Every Sunday night, students in the Music Ministry play religious songs together. The group provides music for Sunday evening mass in the Sancta Alberta Chapel.
“The Music Ministry provides music for Sunday evening mass at 7 o’ clock during the school year, but then also for special feast days and celebrations like Ash Wednesday… and the mass of the Holy Spirit in the beginning of the school year,” said Lewis alumni Kevin O’ Donnell. “It’s mostly just a group of people who want to provide music, casually get together or sing and provide music for the masses here in the ministry.”
O’ Donnell is in charge of the Music Ministry, while Associate Director of Mission and Ministry, Venus Wozniak, helps out with the group in his absence. Even though the Music Ministry has been around for almost 30 years, not many students are currently involved.
For now, there’s only two students in the horn section of the group. O’ Donnell and Wozniak take care of the singing for the group and O’Donnell plays the piano.
“We have invited other people to be part of the music ministry and we’ll see how that goes over the next few weeks,” said O’Donnell.
O’ Donnell came to Lewis as a student in 1991 and he was a part of the music ministry for all his four years at Lewis. He graduated with a degree in social work and worked at Lewis for seven years until 2002. He came back to Lewis for his master’s degree in pastoral leadership. Currently, O’Donnell works full-time at the Cathedral in Joliet and as a theology professor at the University of St. Francis.
“I know that when I started here as a student in ‘91, there was a professional pianist and professional singer who took care of music and then several of us students asked about starting a student choir, so that began in 1992,” said O’ Donnell. “There have been other staff in the ministry, who have been in charge of music ministry and it’s been that way all along.”
For O’ Donnell, it was like a peer group to him and also ended up taking leadership of it, allowing him to learn more about liturgical music.
“A lot of people that we hung around with, [like] roommates and friends, we did other programs within the ministry, participating in retreats and service projects,” said O’ Donnell. “Ever since I started it here at Lewis, I’ve been doing music, going to various churches in a Catholic setting and what not.”
Since he is in charge of the music ministry, his main concern is the budget and getting more people involved with it.
“We lost a singer last semester because she graduated and it would be nice to have a few other students involved in playing instruments or singing,” said O’ Donnell.
The only thing that the group does is perform liturgical music at the masses every Sunday evening, but they used to go to other churches to perform at other masses.
“In the past, the group has gone out to other churches and performed with a guest choir at other churches, which happened a few times,” said O’ Donnell. “There are no plans for that right now… if somebody wanted to, we certainly would try to make that happen, but it’s just not big enough right now.”
Students are encouraged to join the music ministry because it’s always good to socialize and perform with people that have the same interest in music. It’s important to be involved with groups on campus, especially one that is so welcoming to newcomers.

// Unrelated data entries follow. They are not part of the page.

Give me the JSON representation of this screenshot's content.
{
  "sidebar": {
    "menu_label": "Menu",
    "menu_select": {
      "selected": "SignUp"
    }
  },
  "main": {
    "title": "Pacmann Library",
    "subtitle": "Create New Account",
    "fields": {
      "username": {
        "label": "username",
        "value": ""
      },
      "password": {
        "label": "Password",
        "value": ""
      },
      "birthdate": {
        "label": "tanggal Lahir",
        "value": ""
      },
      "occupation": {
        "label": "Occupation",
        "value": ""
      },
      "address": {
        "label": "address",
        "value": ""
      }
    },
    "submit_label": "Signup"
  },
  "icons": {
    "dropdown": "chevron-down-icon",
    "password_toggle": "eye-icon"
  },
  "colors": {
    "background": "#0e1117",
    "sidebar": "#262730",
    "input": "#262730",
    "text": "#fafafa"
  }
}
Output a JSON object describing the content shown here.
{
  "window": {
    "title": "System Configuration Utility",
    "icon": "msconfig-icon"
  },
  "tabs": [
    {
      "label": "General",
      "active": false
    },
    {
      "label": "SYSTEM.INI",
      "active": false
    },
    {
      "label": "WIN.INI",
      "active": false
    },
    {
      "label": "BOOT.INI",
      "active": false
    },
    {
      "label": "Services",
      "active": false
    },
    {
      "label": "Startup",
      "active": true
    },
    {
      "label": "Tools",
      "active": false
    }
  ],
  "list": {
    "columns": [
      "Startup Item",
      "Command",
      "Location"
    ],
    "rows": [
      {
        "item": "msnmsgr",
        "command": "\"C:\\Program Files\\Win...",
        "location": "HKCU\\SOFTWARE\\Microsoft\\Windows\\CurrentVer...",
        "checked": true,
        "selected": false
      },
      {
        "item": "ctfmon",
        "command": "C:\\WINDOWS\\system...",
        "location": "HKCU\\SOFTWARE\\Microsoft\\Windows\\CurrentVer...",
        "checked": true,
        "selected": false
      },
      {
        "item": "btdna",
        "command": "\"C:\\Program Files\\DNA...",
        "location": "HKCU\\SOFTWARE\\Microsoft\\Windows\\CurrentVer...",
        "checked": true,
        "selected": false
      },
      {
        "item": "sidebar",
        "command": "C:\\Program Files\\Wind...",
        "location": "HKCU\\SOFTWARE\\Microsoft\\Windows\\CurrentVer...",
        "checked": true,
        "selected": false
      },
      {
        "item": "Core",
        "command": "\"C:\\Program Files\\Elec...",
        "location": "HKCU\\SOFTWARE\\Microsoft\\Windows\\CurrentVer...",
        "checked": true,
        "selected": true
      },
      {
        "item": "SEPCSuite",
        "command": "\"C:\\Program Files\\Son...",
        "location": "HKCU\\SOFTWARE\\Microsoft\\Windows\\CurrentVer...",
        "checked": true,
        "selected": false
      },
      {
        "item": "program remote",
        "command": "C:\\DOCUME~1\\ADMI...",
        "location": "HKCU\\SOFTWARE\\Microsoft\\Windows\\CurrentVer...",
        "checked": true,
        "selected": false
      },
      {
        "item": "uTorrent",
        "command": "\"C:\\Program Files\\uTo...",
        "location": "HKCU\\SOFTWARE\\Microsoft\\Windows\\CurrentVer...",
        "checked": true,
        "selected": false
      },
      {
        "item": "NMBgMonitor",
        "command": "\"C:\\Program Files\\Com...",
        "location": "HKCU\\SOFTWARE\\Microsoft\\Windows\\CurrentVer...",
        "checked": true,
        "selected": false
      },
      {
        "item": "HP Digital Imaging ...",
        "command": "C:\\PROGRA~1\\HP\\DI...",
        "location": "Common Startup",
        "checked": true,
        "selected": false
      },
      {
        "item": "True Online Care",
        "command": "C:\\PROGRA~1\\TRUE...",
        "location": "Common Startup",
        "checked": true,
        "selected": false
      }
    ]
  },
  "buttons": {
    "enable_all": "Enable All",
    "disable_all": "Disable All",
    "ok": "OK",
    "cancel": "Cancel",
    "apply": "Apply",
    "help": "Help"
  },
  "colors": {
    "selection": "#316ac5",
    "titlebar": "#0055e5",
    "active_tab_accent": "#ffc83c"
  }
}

“It’s nice to see people have a common time throughout the week that the Lewis community gathers for worship and to really use the casual opportunity to get together and provide nice music without a whole lot of work,” said O’ Donnell. “My rules for involvement in the music ministry are you always have to keep your music and your voice in key, otherwise somebody accidentally makes up their own part, which is totally fine by me.”

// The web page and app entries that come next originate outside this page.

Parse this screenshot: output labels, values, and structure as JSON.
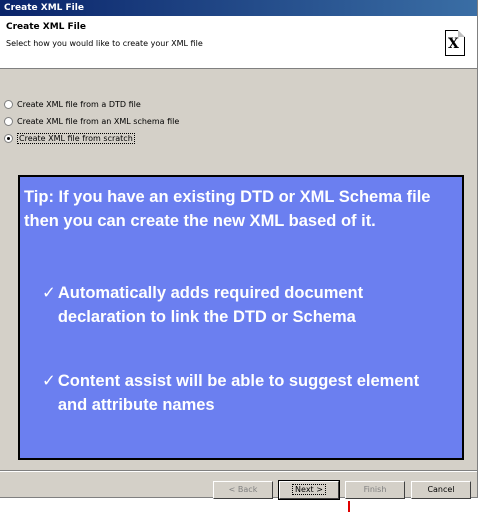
{
  "window": {
    "title": "Create XML File"
  },
  "header": {
    "title": "Create XML File",
    "description": "Select how you would like to create your XML file",
    "icon": "xml-file-icon"
  },
  "options": [
    {
      "label": "Create XML file from a DTD file",
      "checked": false
    },
    {
      "label": "Create XML file from an XML schema file",
      "checked": false
    },
    {
      "label": "Create XML file from scratch",
      "checked": true
    }
  ],
  "tip": {
    "text": "Tip:  If you have an existing DTD or XML Schema file then you can create the new XML based of it.",
    "bullets": [
      "Automatically adds required document declaration to link the DTD or Schema",
      "Content assist will be able to suggest element and attribute names"
    ],
    "check_glyph": "✓",
    "background": "#6b7ff0"
  },
  "buttons": {
    "back": "< Back",
    "next": "Next >",
    "finish": "Finish",
    "cancel": "Cancel"
  }
}
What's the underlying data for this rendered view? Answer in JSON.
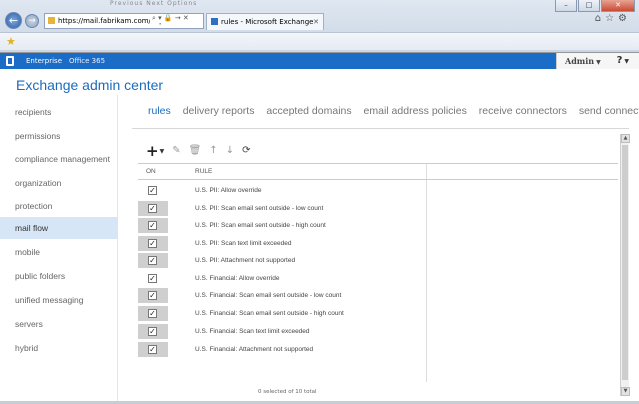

O’ Donnell would like to see more students involved with music ministry in the near future because it’s a great opportunity to grow and develop as a student.
“It is an opportunity for me to grow and develop a particular skill and talent as a student, while I was here, that has become very useful and important to me later on in life,” said O’ Donnell.
Photo Credit: Katelyn Leano